THE INSTRUCTIONAL programme of a school is everybody’s business.
This is irrespective of position and hierarchy facilitates to promote teaching-learning process as the technical core.
Teachers are the key players in propelling the technical core but principals determine the success.
Further, the magnitude of success of any learning institution is concisely determined by the principal as the leader of the school.
General leadership practices in Papua New Guinea are profoundly influenced by cultural values irrespective of the organisations and those that lead.
A leader in PNG context is referred to as ‘Bik Man’ (Tok Pisin) or ‘Big Man’ in English version.
School principals generally take such style of leadership.

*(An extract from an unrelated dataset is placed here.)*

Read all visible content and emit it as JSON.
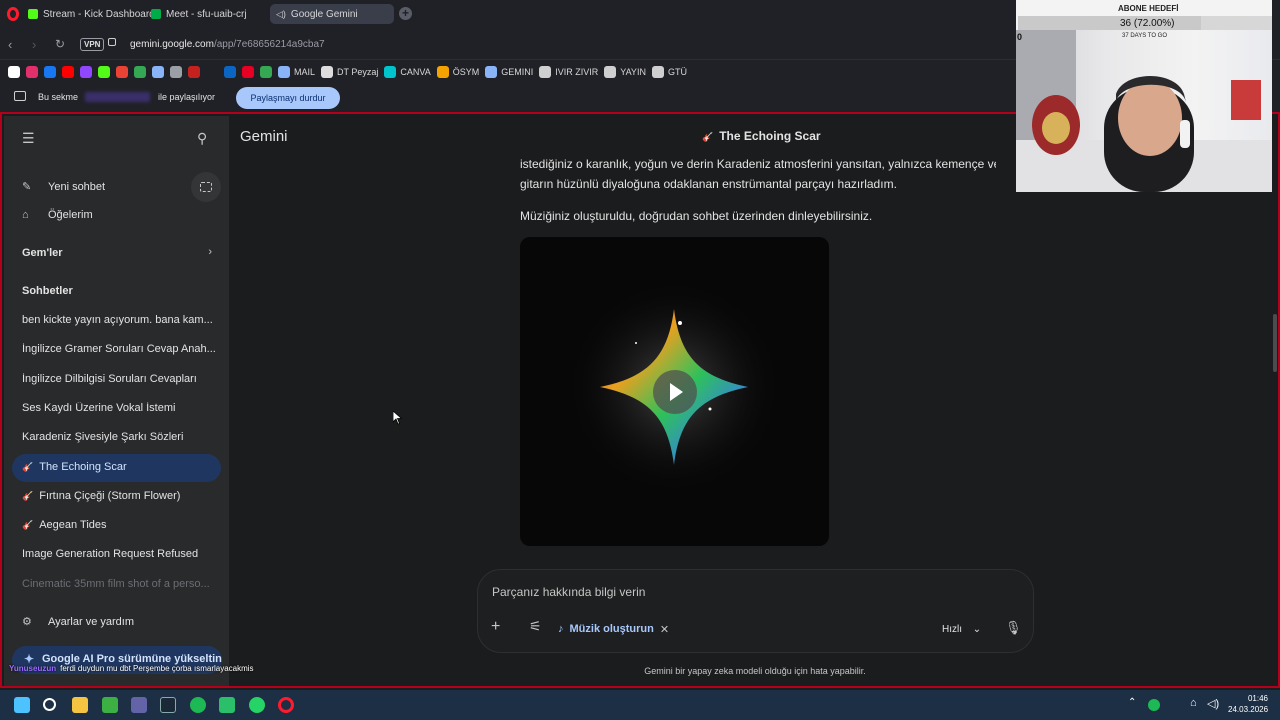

They draw attention to management and administration and shift the instructional focus to middle managers and teachers.
Principals perceive instructional programmes not as part of their calling and or promotion as the leaders of schools.
They postulate instructional programmes as the duty of the teachers that they continue to remain in offices.
The practice has widened the gap between the principals as the leaders of the schools and the instructional programmes.
It sets a precedent for upcoming school leaders that they adopt the same or similar style of leadership.
School principals generally see their leadership as another public office.
They do things to capture the attention of the public then the teaching-learning process as the integral core of the schools.
Leadership context in PNG is substance-based and not concept-based.
School principals turn to be non-instructional leaders.
They do not teach.
They concentrate on how they can manage and administer the school and undermine the real purpose of establishing educational institutions.
Balob Teachers College